▸ **Goal of the exercise**
Tally the lines below that contain the word "title". Only the number should be returned.

▸ **Data for this task**
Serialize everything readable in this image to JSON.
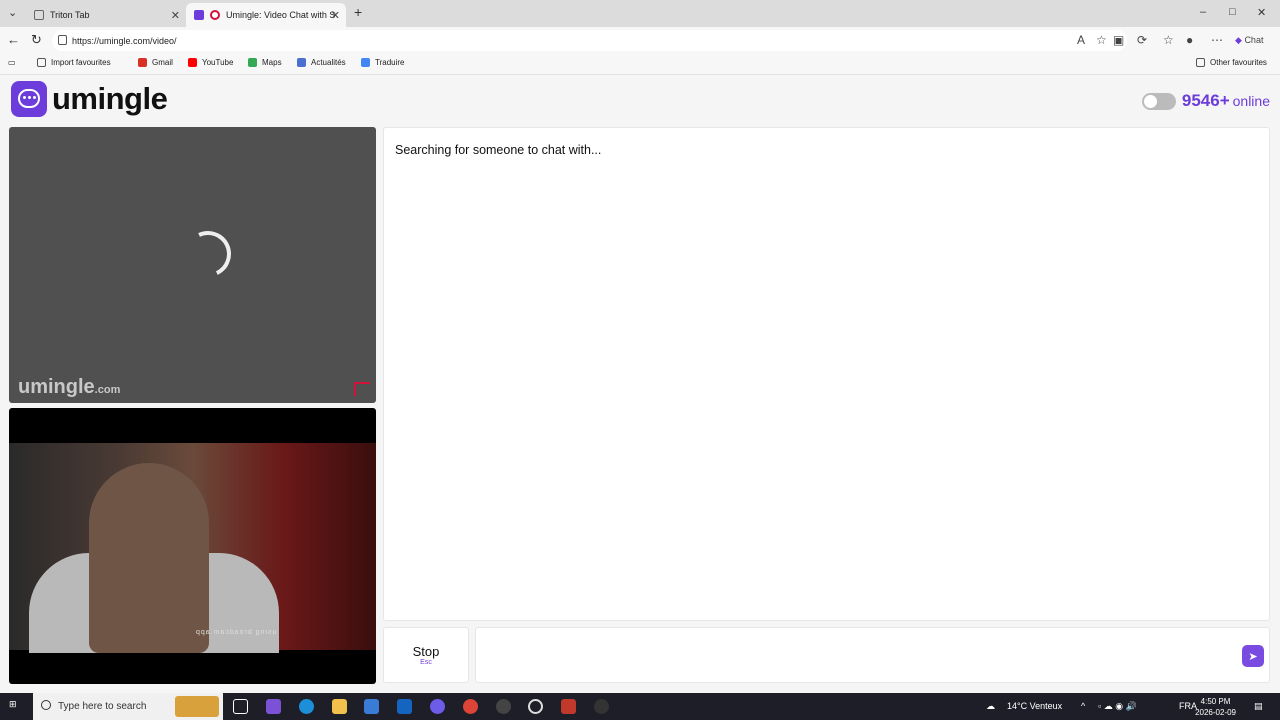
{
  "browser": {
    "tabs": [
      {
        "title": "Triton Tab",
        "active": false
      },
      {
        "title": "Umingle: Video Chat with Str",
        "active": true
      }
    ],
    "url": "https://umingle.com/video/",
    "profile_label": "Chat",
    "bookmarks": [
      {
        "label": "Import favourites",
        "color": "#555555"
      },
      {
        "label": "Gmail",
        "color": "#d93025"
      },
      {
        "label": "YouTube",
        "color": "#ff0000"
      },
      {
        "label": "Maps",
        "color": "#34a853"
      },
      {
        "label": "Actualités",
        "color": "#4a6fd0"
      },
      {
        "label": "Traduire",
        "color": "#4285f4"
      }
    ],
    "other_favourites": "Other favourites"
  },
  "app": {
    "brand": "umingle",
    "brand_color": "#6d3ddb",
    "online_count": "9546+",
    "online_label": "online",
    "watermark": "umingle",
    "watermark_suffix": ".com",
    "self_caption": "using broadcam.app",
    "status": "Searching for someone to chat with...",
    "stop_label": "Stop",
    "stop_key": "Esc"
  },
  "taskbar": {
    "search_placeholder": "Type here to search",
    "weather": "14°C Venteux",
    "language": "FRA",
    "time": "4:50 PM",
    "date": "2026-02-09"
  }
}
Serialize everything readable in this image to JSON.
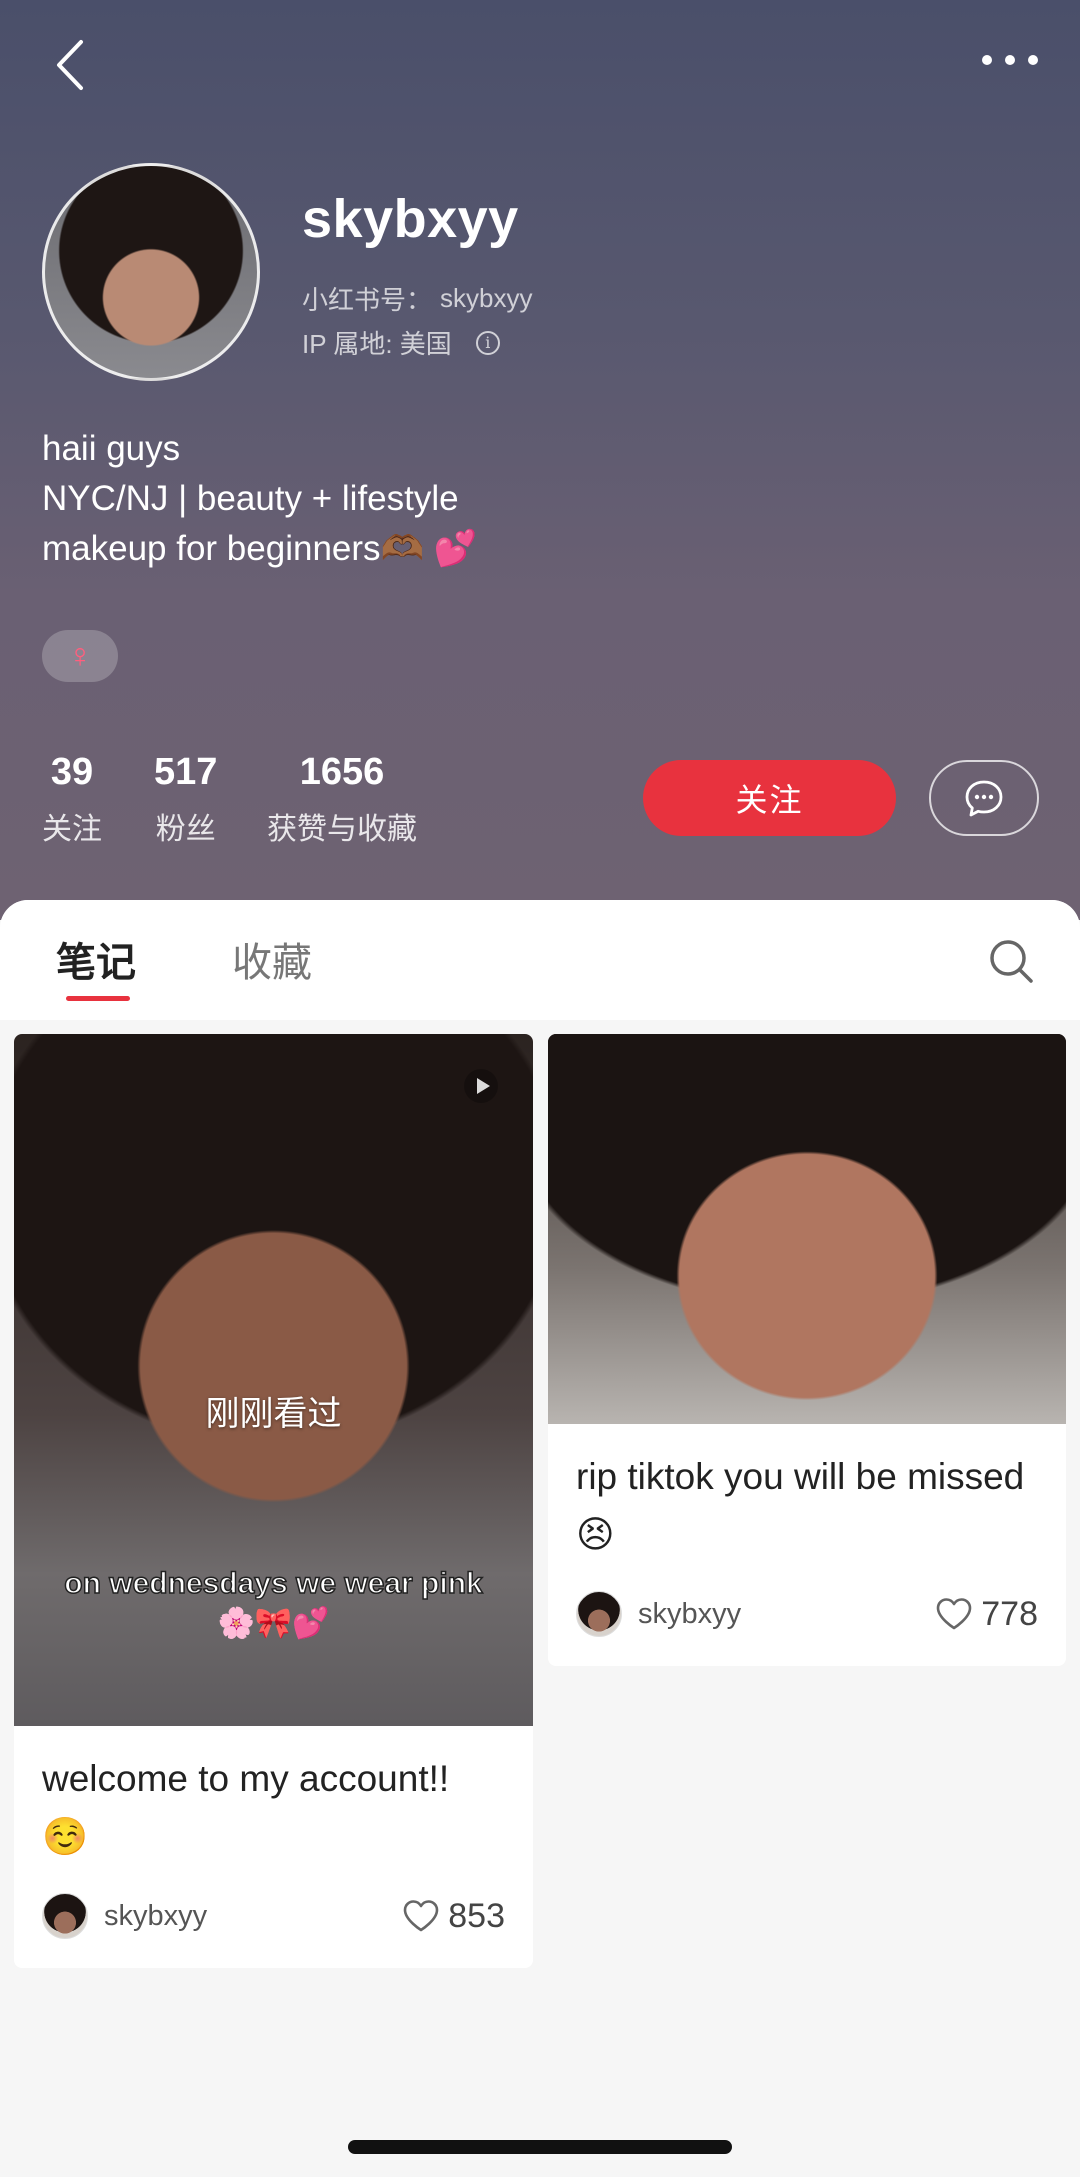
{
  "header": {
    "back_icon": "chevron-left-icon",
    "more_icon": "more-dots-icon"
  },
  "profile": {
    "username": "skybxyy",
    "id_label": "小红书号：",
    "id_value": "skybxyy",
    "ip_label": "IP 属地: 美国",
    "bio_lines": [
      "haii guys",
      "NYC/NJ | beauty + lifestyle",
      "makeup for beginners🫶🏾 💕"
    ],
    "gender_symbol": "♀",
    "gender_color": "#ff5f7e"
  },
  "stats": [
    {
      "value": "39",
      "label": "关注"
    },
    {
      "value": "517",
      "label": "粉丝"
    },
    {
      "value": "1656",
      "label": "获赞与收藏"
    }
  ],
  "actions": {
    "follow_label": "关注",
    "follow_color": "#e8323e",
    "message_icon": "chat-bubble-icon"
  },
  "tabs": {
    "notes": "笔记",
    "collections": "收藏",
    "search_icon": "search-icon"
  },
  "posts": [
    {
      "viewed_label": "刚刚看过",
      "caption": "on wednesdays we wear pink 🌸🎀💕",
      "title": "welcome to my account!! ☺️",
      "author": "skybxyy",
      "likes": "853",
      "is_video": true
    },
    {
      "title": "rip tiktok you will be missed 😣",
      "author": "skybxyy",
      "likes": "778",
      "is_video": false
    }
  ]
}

▸ **Reply**
4